— Page and application data records —
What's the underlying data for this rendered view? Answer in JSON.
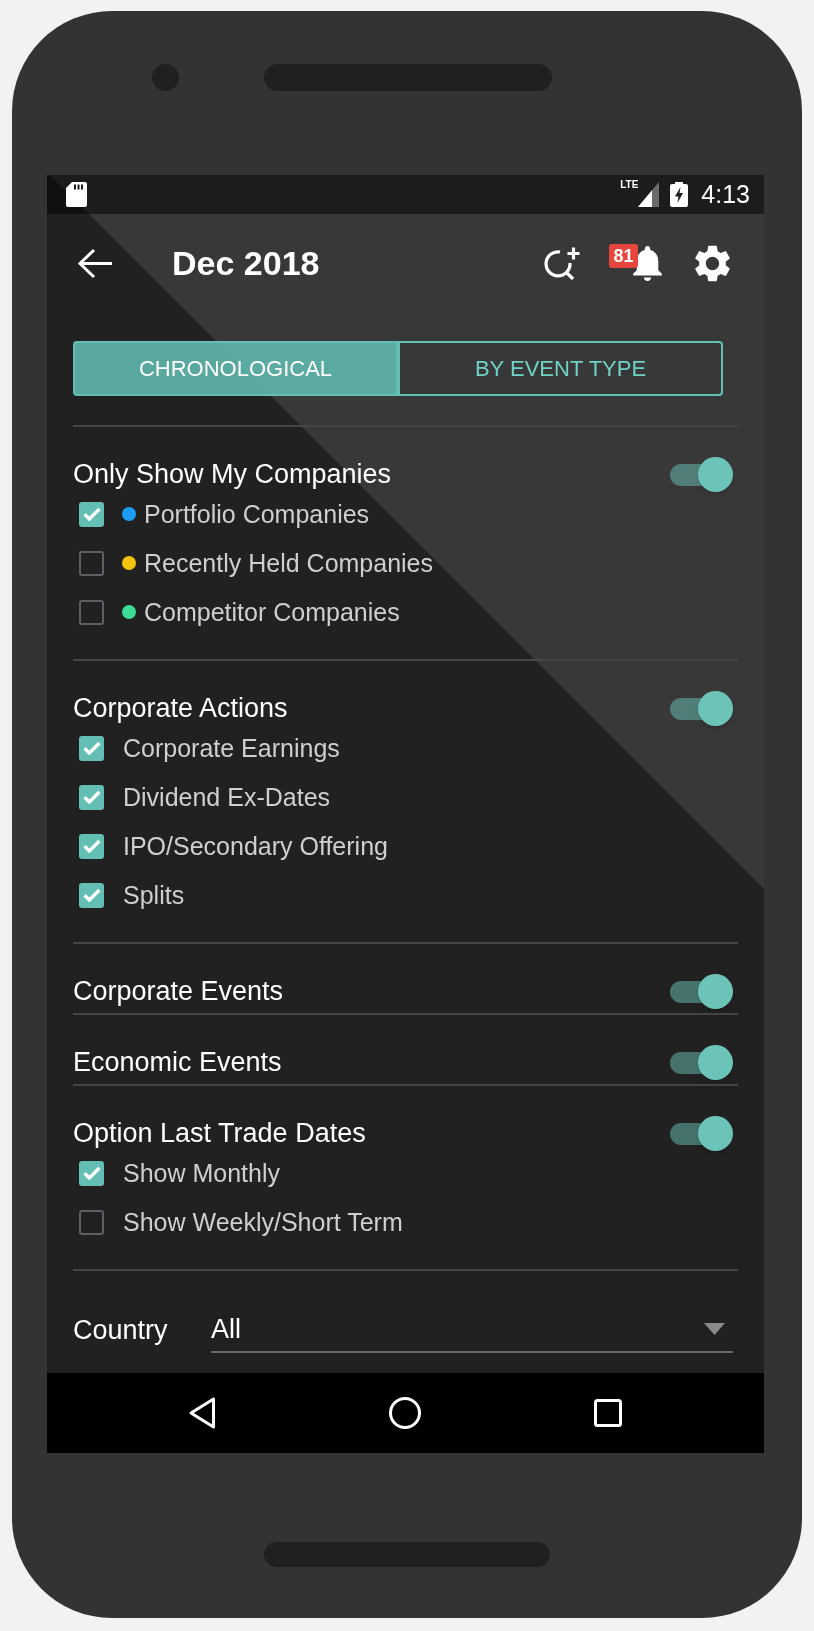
{
  "status_bar": {
    "network": "LTE",
    "time": "4:13"
  },
  "app_bar": {
    "title": "Dec 2018",
    "notification_count": "81"
  },
  "tabs": [
    {
      "label": "CHRONOLOGICAL",
      "selected": true
    },
    {
      "label": "BY EVENT TYPE",
      "selected": false
    }
  ],
  "sections": [
    {
      "title": "Only Show My Companies",
      "on": true,
      "items": [
        {
          "label": "Portfolio Companies",
          "checked": true,
          "color": "#1e9df5"
        },
        {
          "label": "Recently Held Companies",
          "checked": false,
          "color": "#f2c40f"
        },
        {
          "label": "Competitor Companies",
          "checked": false,
          "color": "#3cdc96"
        }
      ]
    },
    {
      "title": "Corporate Actions",
      "on": true,
      "items": [
        {
          "label": "Corporate Earnings",
          "checked": true
        },
        {
          "label": "Dividend Ex-Dates",
          "checked": true
        },
        {
          "label": "IPO/Secondary Offering",
          "checked": true
        },
        {
          "label": "Splits",
          "checked": true
        }
      ]
    },
    {
      "title": "Corporate Events",
      "on": true
    },
    {
      "title": "Economic Events",
      "on": true
    },
    {
      "title": "Option Last Trade Dates",
      "on": true,
      "items": [
        {
          "label": "Show Monthly",
          "checked": true
        },
        {
          "label": "Show Weekly/Short Term",
          "checked": false
        }
      ]
    }
  ],
  "country": {
    "label": "Country",
    "value": "All"
  }
}
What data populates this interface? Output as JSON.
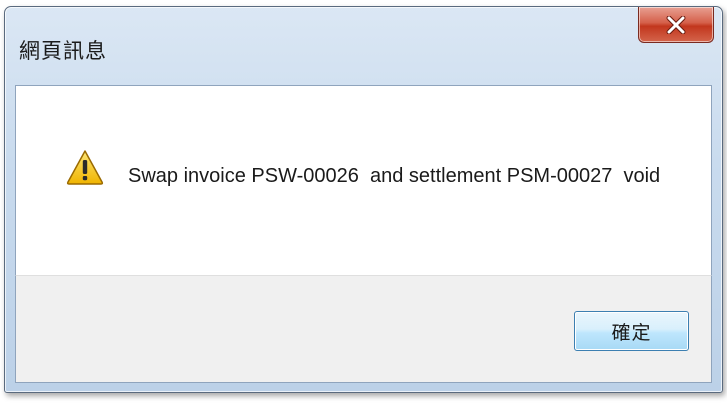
{
  "window": {
    "title": "網頁訊息",
    "close_icon": "close-x-icon"
  },
  "dialog": {
    "icon": "warning-icon",
    "message": "Swap invoice PSW-00026  and settlement PSM-00027  void",
    "ok_label": "確定"
  },
  "colors": {
    "close_button": "#c9452e",
    "warning_fill": "#f5c21b",
    "ok_button_border": "#3c7fb1"
  }
}
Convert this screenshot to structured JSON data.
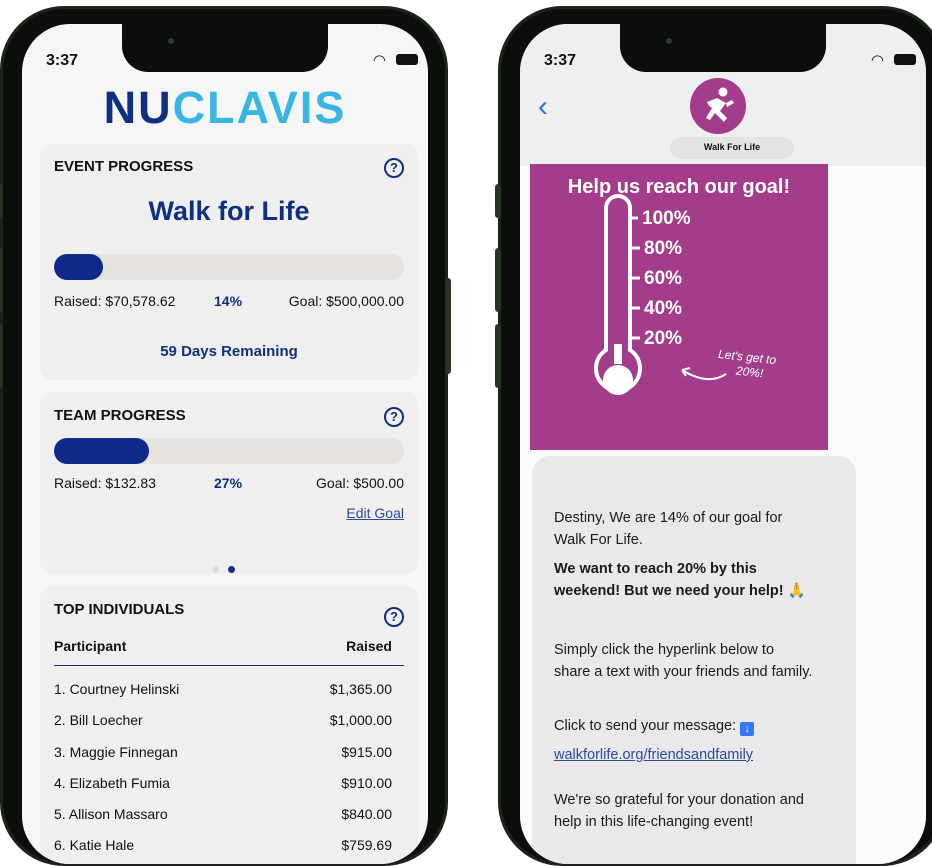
{
  "left_phone": {
    "status_time": "3:37",
    "logo": {
      "part1": "NU",
      "part2": "CLAVIS"
    },
    "event_progress": {
      "title": "EVENT PROGRESS",
      "help_icon": "question-icon",
      "event_name": "Walk for Life",
      "progress_fraction": 0.14,
      "raised": "Raised: $70,578.62",
      "percent": "14%",
      "goal": "Goal: $500,000.00",
      "days_remaining": "59 Days Remaining"
    },
    "team_progress": {
      "title": "TEAM PROGRESS",
      "help_icon": "question-icon",
      "progress_fraction": 0.27,
      "raised": "Raised: $132.83",
      "percent": "27%",
      "goal": "Goal: $500.00",
      "edit_goal": "Edit Goal"
    },
    "top_individuals": {
      "title": "TOP INDIVIDUALS",
      "help_icon": "question-icon",
      "columns": [
        "Participant",
        "Raised"
      ],
      "rows": [
        {
          "name": "1.  Courtney Helinski",
          "raised": "$1,365.00"
        },
        {
          "name": "2.  Bill Loecher",
          "raised": "$1,000.00"
        },
        {
          "name": "3.  Maggie Finnegan",
          "raised": "$915.00"
        },
        {
          "name": "4.  Elizabeth Fumia",
          "raised": "$910.00"
        },
        {
          "name": "5.  Allison Massaro",
          "raised": "$840.00"
        },
        {
          "name": "6.  Katie Hale",
          "raised": "$759.69"
        }
      ]
    }
  },
  "right_phone": {
    "status_time": "3:37",
    "back_icon": "chevron-left-icon",
    "contact_name": "Walk For Life",
    "contact_icon": "runner-icon",
    "poster": {
      "title": "Help us reach our goal!",
      "levels": [
        "100%",
        "80%",
        "60%",
        "40%",
        "20%"
      ],
      "annotation_line1": "Let's get to",
      "annotation_line2": "20%!"
    },
    "message": {
      "p1": "Destiny, We are 14% of our goal for Walk For Life.",
      "p2": "We want to reach 20% by this weekend! But we need your help!",
      "p2_icon": "praying-hands-icon",
      "p3": "Simply click the hyperlink below to share a text with your friends and family.",
      "p4": "Click to send your message:",
      "p4_icon": "down-arrow-icon",
      "link": "walkforlife.org/friendsandfamily",
      "p5": "We're so grateful for your donation and help in this life-changing event!"
    }
  },
  "colors": {
    "navy": "#10307f",
    "light_blue": "#37b5e4",
    "magenta": "#a33c8a",
    "ios_blue": "#2f6fe0"
  }
}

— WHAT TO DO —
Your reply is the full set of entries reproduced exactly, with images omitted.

— PROBLEM SOLUTION —
What's the underlying data for this rendered view? Answer in JSON.
{
  "status_bar": {
    "network": "LTE",
    "time": "4:13"
  },
  "app_bar": {
    "title": "Dec 2018",
    "notification_count": "81"
  },
  "tabs": [
    {
      "label": "CHRONOLOGICAL",
      "selected": true
    },
    {
      "label": "BY EVENT TYPE",
      "selected": false
    }
  ],
  "sections": [
    {
      "title": "Only Show My Companies",
      "on": true,
      "items": [
        {
          "label": "Portfolio Companies",
          "checked": true,
          "color": "#1e9df5"
        },
        {
          "label": "Recently Held Companies",
          "checked": false,
          "color": "#f2c40f"
        },
        {
          "label": "Competitor Companies",
          "checked": false,
          "color": "#3cdc96"
        }
      ]
    },
    {
      "title": "Corporate Actions",
      "on": true,
      "items": [
        {
          "label": "Corporate Earnings",
          "checked": true
        },
        {
          "label": "Dividend Ex-Dates",
          "checked": true
        },
        {
          "label": "IPO/Secondary Offering",
          "checked": true
        },
        {
          "label": "Splits",
          "checked": true
        }
      ]
    },
    {
      "title": "Corporate Events",
      "on": true
    },
    {
      "title": "Economic Events",
      "on": true
    },
    {
      "title": "Option Last Trade Dates",
      "on": true,
      "items": [
        {
          "label": "Show Monthly",
          "checked": true
        },
        {
          "label": "Show Weekly/Short Term",
          "checked": false
        }
      ]
    }
  ],
  "country": {
    "label": "Country",
    "value": "All"
  }
}
What data populates this interface? Output as JSON.
{
  "window": {
    "title": "網頁訊息",
    "close_icon": "close-x-icon"
  },
  "dialog": {
    "icon": "warning-icon",
    "message": "Swap invoice PSW-00026  and settlement PSM-00027  void",
    "ok_label": "確定"
  },
  "colors": {
    "close_button": "#c9452e",
    "warning_fill": "#f5c21b",
    "ok_button_border": "#3c7fb1"
  }
}
Convert this screenshot to structured JSON data.
{
  "left_phone": {
    "status_time": "3:37",
    "logo": {
      "part1": "NU",
      "part2": "CLAVIS"
    },
    "event_progress": {
      "title": "EVENT PROGRESS",
      "help_icon": "question-icon",
      "event_name": "Walk for Life",
      "progress_fraction": 0.14,
      "raised": "Raised: $70,578.62",
      "percent": "14%",
      "goal": "Goal: $500,000.00",
      "days_remaining": "59 Days Remaining"
    },
    "team_progress": {
      "title": "TEAM PROGRESS",
      "help_icon": "question-icon",
      "progress_fraction": 0.27,
      "raised": "Raised: $132.83",
      "percent": "27%",
      "goal": "Goal: $500.00",
      "edit_goal": "Edit Goal"
    },
    "top_individuals": {
      "title": "TOP INDIVIDUALS",
      "help_icon": "question-icon",
      "columns": [
        "Participant",
        "Raised"
      ],
      "rows": [
        {
          "name": "1.  Courtney Helinski",
          "raised": "$1,365.00"
        },
        {
          "name": "2.  Bill Loecher",
          "raised": "$1,000.00"
        },
        {
          "name": "3.  Maggie Finnegan",
          "raised": "$915.00"
        },
        {
          "name": "4.  Elizabeth Fumia",
          "raised": "$910.00"
        },
        {
          "name": "5.  Allison Massaro",
          "raised": "$840.00"
        },
        {
          "name": "6.  Katie Hale",
          "raised": "$759.69"
        }
      ]
    }
  },
  "right_phone": {
    "status_time": "3:37",
    "back_icon": "chevron-left-icon",
    "contact_name": "Walk For Life",
    "contact_icon": "runner-icon",
    "poster": {
      "title": "Help us reach our goal!",
      "levels": [
        "100%",
        "80%",
        "60%",
        "40%",
        "20%"
      ],
      "annotation_line1": "Let's get to",
      "annotation_line2": "20%!"
    },
    "message": {
      "p1": "Destiny, We are 14% of our goal for Walk For Life.",
      "p2": "We want to reach 20% by this weekend! But we need your help!",
      "p2_icon": "praying-hands-icon",
      "p3": "Simply click the hyperlink below to share a text with your friends and family.",
      "p4": "Click to send your message:",
      "p4_icon": "down-arrow-icon",
      "link": "walkforlife.org/friendsandfamily",
      "p5": "We're so grateful for your donation and help in this life-changing event!"
    }
  },
  "colors": {
    "navy": "#10307f",
    "light_blue": "#37b5e4",
    "magenta": "#a33c8a",
    "ios_blue": "#2f6fe0"
  }
}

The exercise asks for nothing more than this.